Thanks to those who were able to make it in to the Google Hangout version of my talk today. Lots of good questions and comments about what works and what concerns you about using email as a tool for communicating with students (and others).
Here is the Prezi I used in the first half of the talk. It’s fairly basic, but if you missed the talk entirely, it can give you some of the main points.
If you’re interested in learning more about GTD, Inbox Zero, or the Trusted Trio methods of email management, hit those links where you’ll find some short explanatory videos that lay out each method and their similarities. As always, there’s also plenty more out there that a little googling can help you unearth.
I also mentioned Boomerang, Better Gmail, and Gmail Meter, so if you’re interested in any of those, by all means, check them out. Again, they’re aimed squarely at Gmail, but I do recommend working it into your routine if you can.
Speaking of that, I said I’d share with you my own routine, but time and my laptop battery life colluded against it, so it makes sense to share it here. I operate day-to-day on a modified version of Inbox Zero, at least in principle: I shoot to clean out my inbox every time I open it, I do right now everything I can, I tend to write much shorter responses as I showed you, and I’m fairly ruthless about archiving old things.
A couple of things I also do that aren’t related Inbox Zero but are helpful to me:
- I use the star function in Gmail (like flagging in Outlook) as a kind of “hold” folder, sloughing off emails that will take a while to deal with OR that I know I’ll need for reference in getting other work done that I can’t do right now.
- I have my AC email forwarded to my gmail, so the two accounts are blended together seamlessly on my end. This means I never have to use an app other than Gmail for my email.
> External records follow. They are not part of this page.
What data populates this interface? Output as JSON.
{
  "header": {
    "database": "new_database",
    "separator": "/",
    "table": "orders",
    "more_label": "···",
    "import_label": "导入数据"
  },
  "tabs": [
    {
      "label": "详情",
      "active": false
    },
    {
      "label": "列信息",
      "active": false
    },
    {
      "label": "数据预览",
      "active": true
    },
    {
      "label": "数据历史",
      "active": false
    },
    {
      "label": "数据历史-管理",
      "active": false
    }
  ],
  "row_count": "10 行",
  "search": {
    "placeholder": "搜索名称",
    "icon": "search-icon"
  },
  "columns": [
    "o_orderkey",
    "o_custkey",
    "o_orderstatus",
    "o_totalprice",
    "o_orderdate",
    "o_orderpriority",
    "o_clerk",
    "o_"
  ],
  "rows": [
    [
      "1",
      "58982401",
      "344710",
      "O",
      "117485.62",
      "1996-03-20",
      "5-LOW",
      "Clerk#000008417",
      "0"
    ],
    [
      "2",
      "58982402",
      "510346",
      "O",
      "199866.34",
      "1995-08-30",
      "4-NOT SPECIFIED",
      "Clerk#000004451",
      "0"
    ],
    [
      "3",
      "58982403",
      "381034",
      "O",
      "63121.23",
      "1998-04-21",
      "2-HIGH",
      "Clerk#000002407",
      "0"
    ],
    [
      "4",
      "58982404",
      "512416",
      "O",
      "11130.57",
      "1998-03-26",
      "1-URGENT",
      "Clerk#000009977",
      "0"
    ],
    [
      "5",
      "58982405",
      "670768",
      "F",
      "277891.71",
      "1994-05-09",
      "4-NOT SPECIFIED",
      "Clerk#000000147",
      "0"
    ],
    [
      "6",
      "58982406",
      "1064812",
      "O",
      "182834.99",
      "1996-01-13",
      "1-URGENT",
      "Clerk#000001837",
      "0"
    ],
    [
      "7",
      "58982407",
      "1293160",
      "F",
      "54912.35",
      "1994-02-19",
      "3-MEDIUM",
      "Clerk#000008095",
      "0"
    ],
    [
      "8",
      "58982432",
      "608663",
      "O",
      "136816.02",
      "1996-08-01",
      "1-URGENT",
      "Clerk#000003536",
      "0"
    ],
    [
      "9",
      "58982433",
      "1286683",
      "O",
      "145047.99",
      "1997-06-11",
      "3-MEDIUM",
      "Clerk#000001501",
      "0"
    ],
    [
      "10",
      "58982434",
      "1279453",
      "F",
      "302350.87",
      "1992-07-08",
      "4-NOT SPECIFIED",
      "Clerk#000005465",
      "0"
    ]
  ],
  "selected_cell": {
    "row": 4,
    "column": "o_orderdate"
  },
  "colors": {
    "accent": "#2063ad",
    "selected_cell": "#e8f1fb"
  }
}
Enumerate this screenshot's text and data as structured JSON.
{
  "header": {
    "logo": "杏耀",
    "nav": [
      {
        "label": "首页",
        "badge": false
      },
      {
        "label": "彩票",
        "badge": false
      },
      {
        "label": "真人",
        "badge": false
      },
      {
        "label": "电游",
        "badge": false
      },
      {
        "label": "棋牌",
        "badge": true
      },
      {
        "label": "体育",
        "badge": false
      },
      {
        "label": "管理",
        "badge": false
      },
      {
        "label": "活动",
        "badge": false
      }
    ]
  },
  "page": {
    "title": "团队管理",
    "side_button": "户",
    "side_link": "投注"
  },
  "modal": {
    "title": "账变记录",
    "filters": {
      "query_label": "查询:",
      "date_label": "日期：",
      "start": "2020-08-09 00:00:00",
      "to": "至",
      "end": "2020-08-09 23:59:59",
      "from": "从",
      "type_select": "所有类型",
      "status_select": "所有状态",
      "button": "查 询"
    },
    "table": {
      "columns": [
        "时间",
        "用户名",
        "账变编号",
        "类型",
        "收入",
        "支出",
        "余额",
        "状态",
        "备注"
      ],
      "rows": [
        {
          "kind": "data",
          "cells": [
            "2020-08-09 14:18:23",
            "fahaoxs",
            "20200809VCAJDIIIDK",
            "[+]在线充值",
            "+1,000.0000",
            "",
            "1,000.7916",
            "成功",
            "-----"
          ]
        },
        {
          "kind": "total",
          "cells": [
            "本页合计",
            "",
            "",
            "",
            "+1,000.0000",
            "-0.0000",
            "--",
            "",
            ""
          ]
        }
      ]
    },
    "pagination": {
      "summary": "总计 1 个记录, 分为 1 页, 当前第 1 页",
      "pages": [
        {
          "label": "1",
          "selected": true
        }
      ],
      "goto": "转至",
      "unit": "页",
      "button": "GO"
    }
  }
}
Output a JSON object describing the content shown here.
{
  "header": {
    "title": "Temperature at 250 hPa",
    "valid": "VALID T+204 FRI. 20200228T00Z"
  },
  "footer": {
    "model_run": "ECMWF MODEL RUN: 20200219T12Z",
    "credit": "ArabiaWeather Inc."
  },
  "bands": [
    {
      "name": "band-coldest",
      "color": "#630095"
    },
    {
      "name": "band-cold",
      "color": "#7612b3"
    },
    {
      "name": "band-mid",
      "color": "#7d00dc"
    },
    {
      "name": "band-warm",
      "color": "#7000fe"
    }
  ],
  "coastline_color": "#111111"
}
- I manage a few other Gmail accounts as well – one for the Johnson Center (firstname.lastname@example.org) and one for the Media Studies program (email@example.com). This allows me to move files around, post things, and send out messages to folks using those different “voices.” I do not have these forwarded to my main account, as I use them relatively infrequently, but I could very easily do that as well.
There are probably other elements of my procedure that I’m not thinking of at the moment or that I intended to share in the talk today but did not. Feel free to drop a note, question, or idea in the comments. 🙂